Space may be the final frontier, but scientists who recently discovered a hidden forest in Mozambique show the uncharted can still be under our noses. BirdLife were part of a team of scientists who used Google Earth to identify a remote patch of pristine forest. An expedition to the site discovered new species of butterfly and snake, along with seven Globally Threatened birds.
The team were browsing Google Earth – freely available software providing global satellite photography – to search for potential wildlife hotspots. A nearby road provided the first glimpses of a wooded mountain topped by bare rock. However, only by using Google Earth could the scientists observe the extent of woodland on the other side of the peak. This was later discovered to be the locally known, but unmapped, Mount Mabu. Scientific collections and literature also failed to shed light on the area.
“This is potentially the biggest area of medium-altitude forest I’m aware of in southern Africa, yet it was not on the map”, related Jonathan Timberlake from the Royal Botanic Gardens, Kew (RBG Kew), who led the expedition. “Most Mozambicans would not even have recognised the name Mount Mabu.”
Following scoping trips, a team of 28 experts from the UK, Mozambique, Malawi, Tanzania, Belgium, Ireland, and Switzerland ventured into it last autumn. They included scientists from BirdLife. The group was able to stay in an abandoned tea estate where the road ended, but had to hike the last few kilometres into the forest to set up camp. They had to contend with steep terrain and dense vegetation.

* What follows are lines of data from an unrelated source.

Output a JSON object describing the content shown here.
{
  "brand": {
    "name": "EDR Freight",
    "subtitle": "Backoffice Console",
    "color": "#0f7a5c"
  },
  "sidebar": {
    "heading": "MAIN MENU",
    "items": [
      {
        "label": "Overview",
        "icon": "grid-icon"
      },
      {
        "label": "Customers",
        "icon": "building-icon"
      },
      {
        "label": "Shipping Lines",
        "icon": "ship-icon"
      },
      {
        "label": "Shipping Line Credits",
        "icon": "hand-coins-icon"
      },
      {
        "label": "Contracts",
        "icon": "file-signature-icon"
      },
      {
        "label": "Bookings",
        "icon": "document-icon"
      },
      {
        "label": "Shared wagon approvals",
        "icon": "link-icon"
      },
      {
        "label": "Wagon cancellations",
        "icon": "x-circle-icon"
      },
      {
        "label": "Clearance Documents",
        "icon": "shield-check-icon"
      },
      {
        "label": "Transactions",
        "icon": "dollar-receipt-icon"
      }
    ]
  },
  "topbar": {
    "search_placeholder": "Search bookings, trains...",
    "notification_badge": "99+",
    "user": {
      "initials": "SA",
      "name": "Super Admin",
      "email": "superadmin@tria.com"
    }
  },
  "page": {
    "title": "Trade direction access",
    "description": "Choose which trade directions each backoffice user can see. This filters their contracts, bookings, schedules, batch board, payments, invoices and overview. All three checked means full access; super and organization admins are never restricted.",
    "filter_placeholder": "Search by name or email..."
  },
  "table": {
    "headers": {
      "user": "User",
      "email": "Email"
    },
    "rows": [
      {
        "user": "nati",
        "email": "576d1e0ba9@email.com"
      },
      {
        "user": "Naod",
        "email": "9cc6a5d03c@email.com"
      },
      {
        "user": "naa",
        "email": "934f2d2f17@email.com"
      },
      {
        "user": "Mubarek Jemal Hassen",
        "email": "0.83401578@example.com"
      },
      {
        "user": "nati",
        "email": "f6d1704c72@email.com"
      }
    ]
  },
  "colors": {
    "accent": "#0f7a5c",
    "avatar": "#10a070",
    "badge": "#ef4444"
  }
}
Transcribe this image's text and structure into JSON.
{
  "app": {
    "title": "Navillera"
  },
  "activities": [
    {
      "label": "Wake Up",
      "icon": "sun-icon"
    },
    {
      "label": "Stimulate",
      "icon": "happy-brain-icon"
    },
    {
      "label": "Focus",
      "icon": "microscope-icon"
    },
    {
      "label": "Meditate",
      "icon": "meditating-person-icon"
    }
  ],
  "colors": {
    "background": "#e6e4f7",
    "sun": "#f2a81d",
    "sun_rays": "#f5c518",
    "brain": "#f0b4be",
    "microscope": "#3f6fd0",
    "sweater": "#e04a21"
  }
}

Inside, they found a wealth of wildlife, including three new species of butterfly and an undiscovered species of adder. The scientists believe there are at least two novel species of plant and perhaps more new insects to identify. They took home over 500 samples. “The phenomenal diversity is just mind-boggling”, exclaimed Jonathan Timberlake. Despite civil war from 1975 to 1992 ravaging parts of Mozambique, the landscape was found virtually untouched.